From here it is mainly alpine ridge climbing, with a few steps which can be tackled straight on or avoided to the side. Eventually you reach the top of Temple Crag. Whew!

Pitch by pitch

Rack-Heavy on the thin stuff, lots of slings, extra thin nuts. You may not even need a #4...or 3!

P1-5.10b After you've scrambled up to the base and made some 4th class moves out to the pedestal proper, you'll be looking at some dihedrals and thinking "what wild quartz" if you've got the same topo we did. Careful examination of the photos here might jog your memory. Feel free to download them to your smart card and pop them in your camera! This pitch is steep and mostly fun with a hard 10 move in the corner.

P2-5.8 Head up the corner to the top. Short pitch with a bolt. Steep and fun. Possible to combine 1 and 2.

P3-5.9 Traverse left for perhaps 40' but don't go to the end of the ledges way left. Look for a seemingly improbable corner with a lazer split super thin crack in a small golden corner. This seemed hard to me. Funky pins at belay mark the way, supplement with thin wires.

P3-5.7 Head straight up featured rock, aiming for the obvious chimney. I think we combined this with P4 on the topo to take us to the base of the chimney.

P4/5-5.8 Very cool (even cold) chimney. The crux is dragging packs through it. Not as hard as Valley 5.8 thankfully. Plenty of great holds inside. Great pitch.

P6-5.8-ish. You are now on the ridge! Follow cracks up, generally maybe staying on the right side. Be careful as much choss abounds from this point on.

P7-3rd/4th Same as P6.

P8-3rd/4th Same as it ever was...try to meter your energy, plenty of climbing left!

P9-5.7 You made it! (to the top of the lower buttress). This next pitch was wild and runout but easy. Trending to the left, face climb up lovely grey rock. Some harder moves surmounting a small roof were better protected near the top.

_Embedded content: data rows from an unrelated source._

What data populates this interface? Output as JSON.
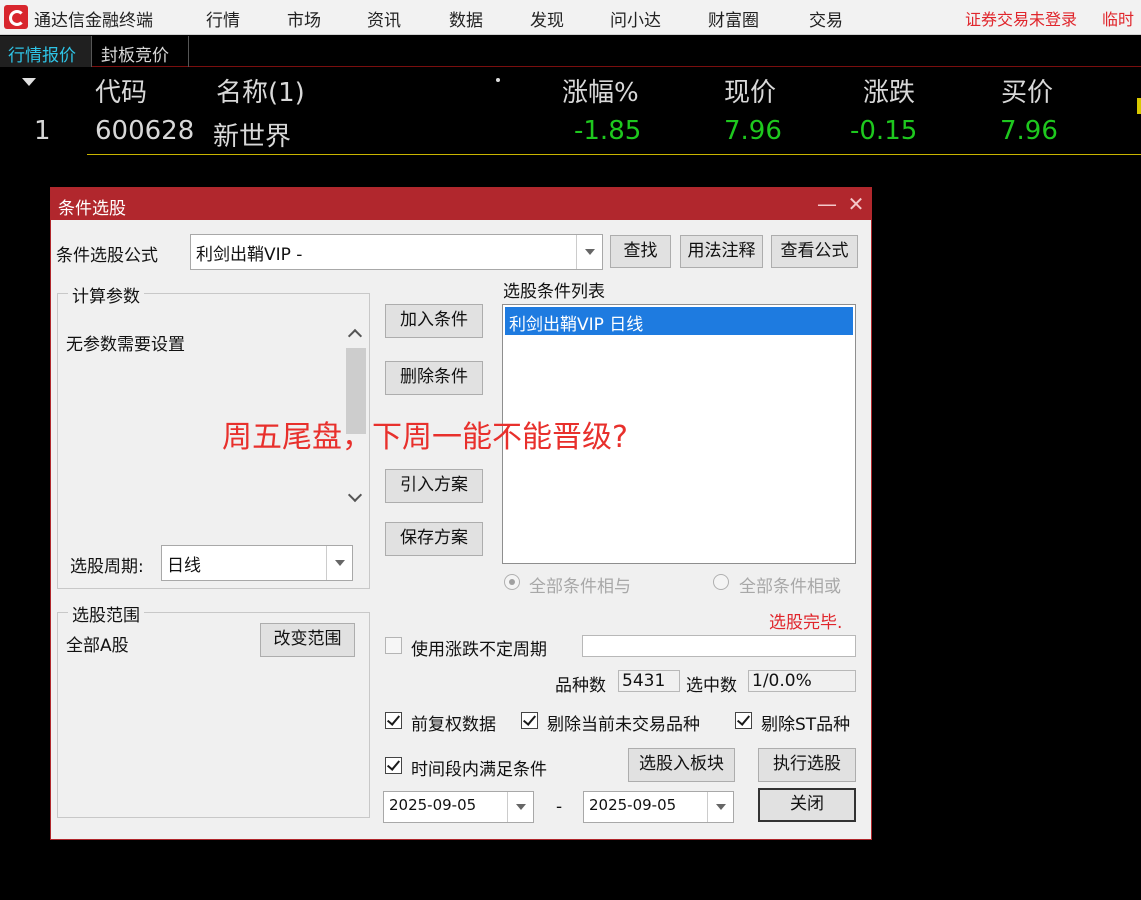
{
  "app": {
    "title": "通达信金融终端",
    "menu": [
      "行情",
      "市场",
      "资讯",
      "数据",
      "发现",
      "问小达",
      "财富圈",
      "交易"
    ],
    "login_status": "证券交易未登录",
    "temp_text": "临时",
    "brand_color": "#d8262d"
  },
  "tabs": [
    "行情报价",
    "封板竞价"
  ],
  "quote_table": {
    "headers": {
      "code": "代码",
      "name": "名称(1)",
      "dot": "•",
      "change_pct": "涨幅%",
      "price": "现价",
      "change": "涨跌",
      "bid": "买价"
    },
    "rows": [
      {
        "index": "1",
        "code": "600628",
        "name": "新世界",
        "change_pct": "-1.85",
        "price": "7.96",
        "change": "-0.15",
        "bid": "7.96"
      }
    ],
    "value_color": "#1ec81e"
  },
  "dialog": {
    "title": "条件选股",
    "minimize": "—",
    "close": "✕",
    "formula_label": "条件选股公式",
    "formula_value": "利剑出鞘VIP  -",
    "btn_find": "查找",
    "btn_usage": "用法注释",
    "btn_view_formula": "查看公式",
    "params_group": "计算参数",
    "params_text": "无参数需要设置",
    "period_label": "选股周期:",
    "period_value": "日线",
    "btn_add": "加入条件",
    "btn_delete": "删除条件",
    "btn_import": "引入方案",
    "btn_save": "保存方案",
    "conditions_label": "选股条件列表",
    "conditions": [
      "利剑出鞘VIP  日线"
    ],
    "radio_and": "全部条件相与",
    "radio_or": "全部条件相或",
    "radio_selected": "and",
    "status": "选股完毕.",
    "range_group": "选股范围",
    "range_value": "全部A股",
    "btn_change_range": "改变范围",
    "use_uncertain_period": "使用涨跌不定周期",
    "count_label": "品种数",
    "count_value": "5431",
    "selected_label": "选中数",
    "selected_value": "1/0.0%",
    "chk_forward_adjusted": "前复权数据",
    "chk_exclude_untraded": "剔除当前未交易品种",
    "chk_exclude_st": "剔除ST品种",
    "chk_time_range": "时间段内满足条件",
    "btn_to_block": "选股入板块",
    "btn_execute": "执行选股",
    "btn_close": "关闭",
    "date_from": "2025-09-05",
    "date_sep": "-",
    "date_to": "2025-09-05"
  },
  "overlay_question": "周五尾盘，下周一能不能晋级?"
}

P10-5.7 Our topo and route seemed to deviate here. We stayed left and avoided a 5.10 roof on the topo. Seemed about 5.7 or 8, and mostly face rather than the 5.7 wide on the topo.

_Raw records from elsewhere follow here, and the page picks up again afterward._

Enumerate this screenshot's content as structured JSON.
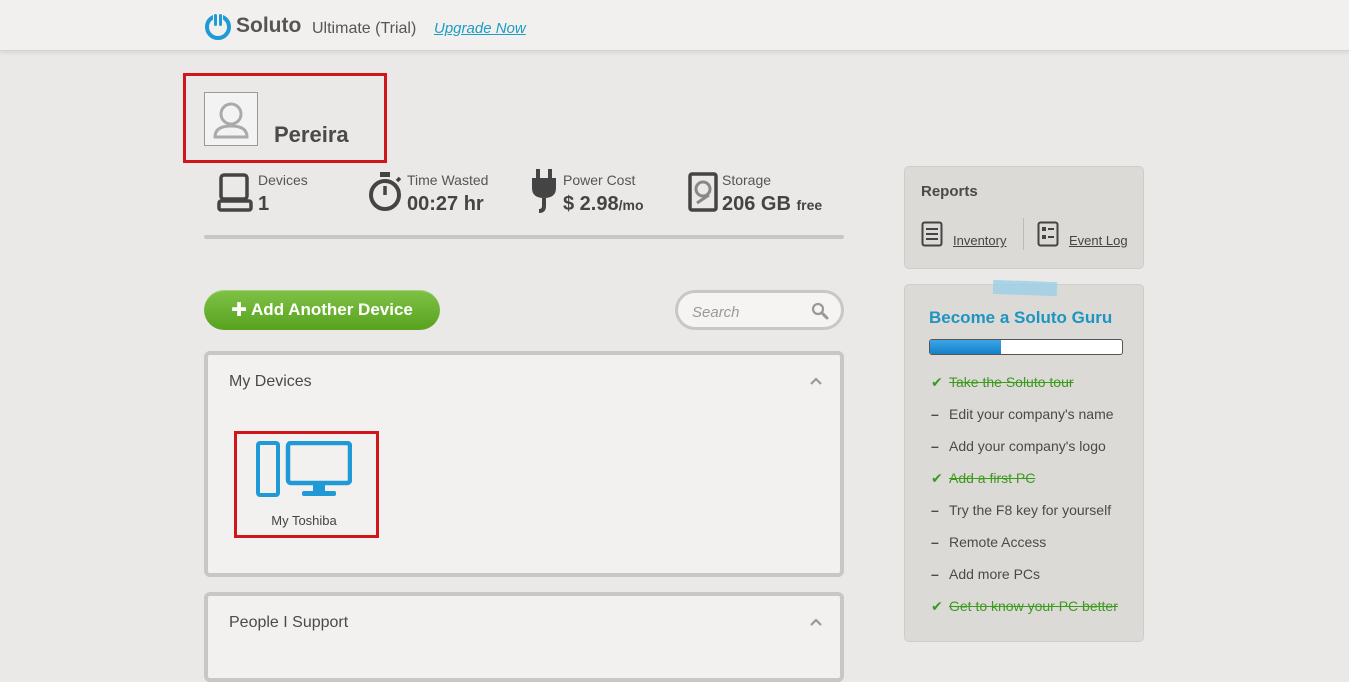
{
  "header": {
    "logo_text": "Soluto",
    "plan_text": "Ultimate (Trial)",
    "upgrade_link": "Upgrade Now"
  },
  "user": {
    "name": "Pereira",
    "avatar_icon": "user-avatar-icon"
  },
  "stats": [
    {
      "label": "Devices",
      "value": "1",
      "unit": "",
      "icon": "computer-icon"
    },
    {
      "label": "Time Wasted",
      "value": "00:27 hr",
      "unit": "",
      "icon": "stopwatch-icon"
    },
    {
      "label": "Power Cost",
      "value": "$ 2.98",
      "unit": "/mo",
      "icon": "plug-icon"
    },
    {
      "label": "Storage",
      "value": "206 GB",
      "unit": "free",
      "icon": "hard-drive-icon"
    }
  ],
  "actions": {
    "add_device_label": "Add Another Device",
    "search_placeholder": "Search"
  },
  "panels": {
    "my_devices": {
      "title": "My Devices",
      "devices": [
        {
          "name": "My Toshiba",
          "icon": "desktop-pc-icon"
        }
      ]
    },
    "people_support": {
      "title": "People I Support"
    }
  },
  "reports": {
    "title": "Reports",
    "links": [
      {
        "label": "Inventory",
        "icon": "list-icon"
      },
      {
        "label": "Event Log",
        "icon": "checklist-icon"
      }
    ]
  },
  "guru": {
    "title": "Become a Soluto Guru",
    "progress": 0.37,
    "tasks": [
      {
        "label": "Take the Soluto tour",
        "done": true
      },
      {
        "label": "Edit your company's name",
        "done": false
      },
      {
        "label": "Add your company's logo",
        "done": false
      },
      {
        "label": "Add a first PC",
        "done": true
      },
      {
        "label": "Try the F8 key for yourself",
        "done": false
      },
      {
        "label": "Remote Access",
        "done": false
      },
      {
        "label": "Add more PCs",
        "done": false
      },
      {
        "label": "Get to know your PC better",
        "done": true
      }
    ]
  },
  "colors": {
    "accent_blue": "#1d95c0",
    "device_blue": "#1f9ad6",
    "green_button": "#6ab232",
    "done_green": "#3e9a1f",
    "highlight_red": "#d0151b"
  }
}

P11-More 4th, staying on the right side of the ridge in general was the ticket for us. I think this may have been the Dark Star pitch, an incredibly amazing crystal hole. If you keep your eyes peeled, you just might see it.

P12-14 (5th)-From here, another set of deviations from the topo. We started to simul a bit and solo here for several hundred feet. We also rapped and downclimbed across to the sandy gap. There was some fixed gear. We made a second downclimb after the rappel a ways further on the ridge. The 5.10 variation on the last buttress looks wonderful, but really greasy in the blazing sun. We wandered around in the gully on the left.

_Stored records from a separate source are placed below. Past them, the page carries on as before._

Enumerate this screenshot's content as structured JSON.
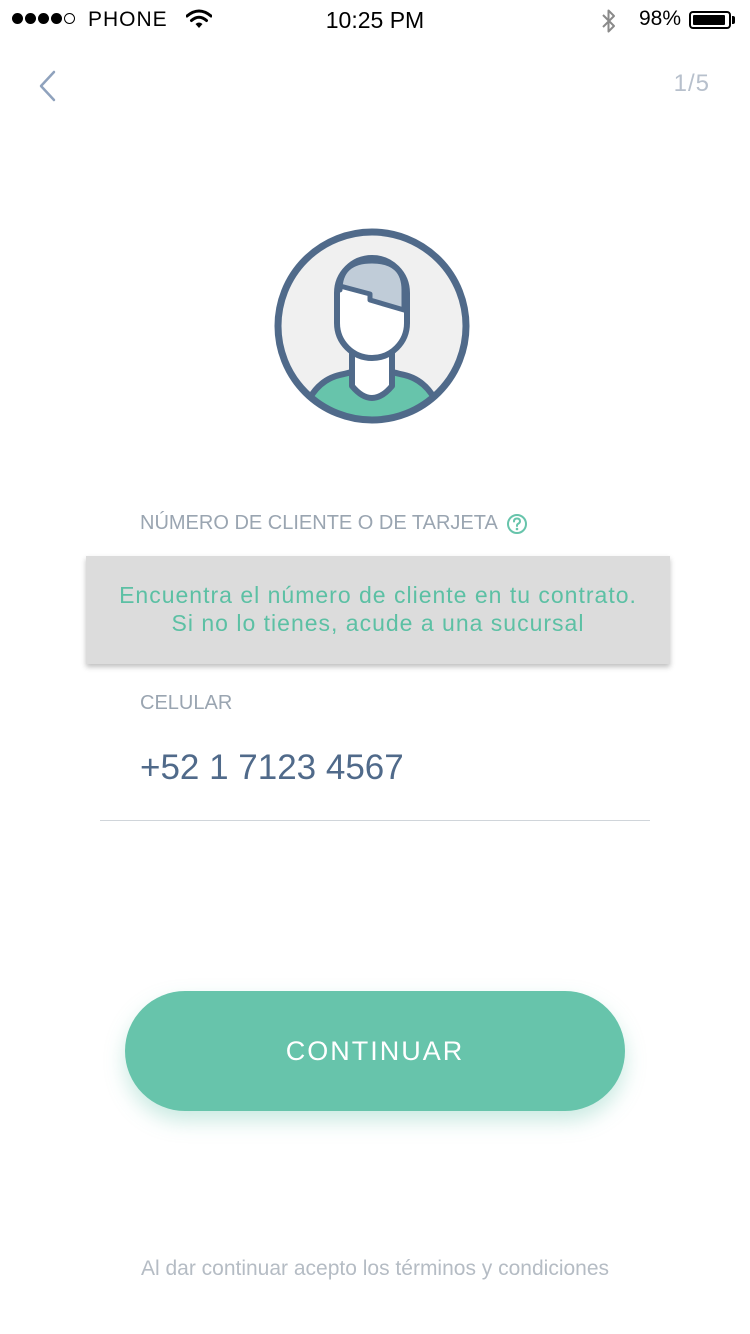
{
  "status_bar": {
    "carrier": "PHONE",
    "time": "10:25 PM",
    "battery_percent": "98%",
    "signal_bars_filled": 4,
    "signal_bars_total": 5
  },
  "header": {
    "back_icon": "chevron-left-icon",
    "step": "1/5"
  },
  "avatar": {
    "icon": "user-avatar-icon",
    "colors": {
      "outline": "#506a8a",
      "background": "#f0f0f0",
      "hair": "#c0ccd8",
      "shirt": "#67c4ab"
    }
  },
  "form": {
    "client_label": "NÚMERO DE CLIENTE O DE TARJETA",
    "help_icon": "question-circle-icon",
    "tooltip_line1": "Encuentra el número de cliente en tu contrato.",
    "tooltip_line2": "Si no lo tienes, acude a una sucursal",
    "phone_label": "CELULAR",
    "phone_value": "+52 1 7123 4567"
  },
  "actions": {
    "continue_label": "CONTINUAR"
  },
  "footer": {
    "terms": "Al dar continuar acepto los términos y condiciones"
  },
  "colors": {
    "accent": "#67c4ab",
    "text_primary": "#506a8a",
    "label": "#9aa5b1",
    "tooltip_bg": "#dcdcdc"
  }
}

P15-More 4th and 5th, gully whomping. Looks like you'd be rapping/traving little towers and generally "unclean" climbing if you were staying on the ridge proper (via the 5.10 mentioned above).

P16-4th Top out on ridge. From here you can drop all ropes and gear if you are confident on hideously exposed 3rd class about 50' from the top of the summit. Watch yerself around the keyhole...

Descent-work your way down the gully a long, long ways. Stay up high and go straight down before it steepens dramatically and drops to the right. Scrambling down a ton of exposed ledges and steppes will lead to an obvious rappel on blocks to the very top of Contact Pass.

Alternatively, I've gone down the aforementioned gully...there are anchors (bolted iirc) but you end up way below the pass and have to scramble up sand to get to the pass proper. Expect "1 step forward, 2 step back" if you do this.

Once on Contact, pick your way down. It will probably be horrible, so expect loose blocks, sandy crap and everything in between.
Best of luck. Last time we got lucky and glissaded a bunch, but the other times I've had a terrifically bad time route finding this choss.

Once you're back at camp, yell a loud "braaaack"! You just did DS!

Protection Suggest change

Standard alpine rack. Go light and your legs will thank you on the final ridge.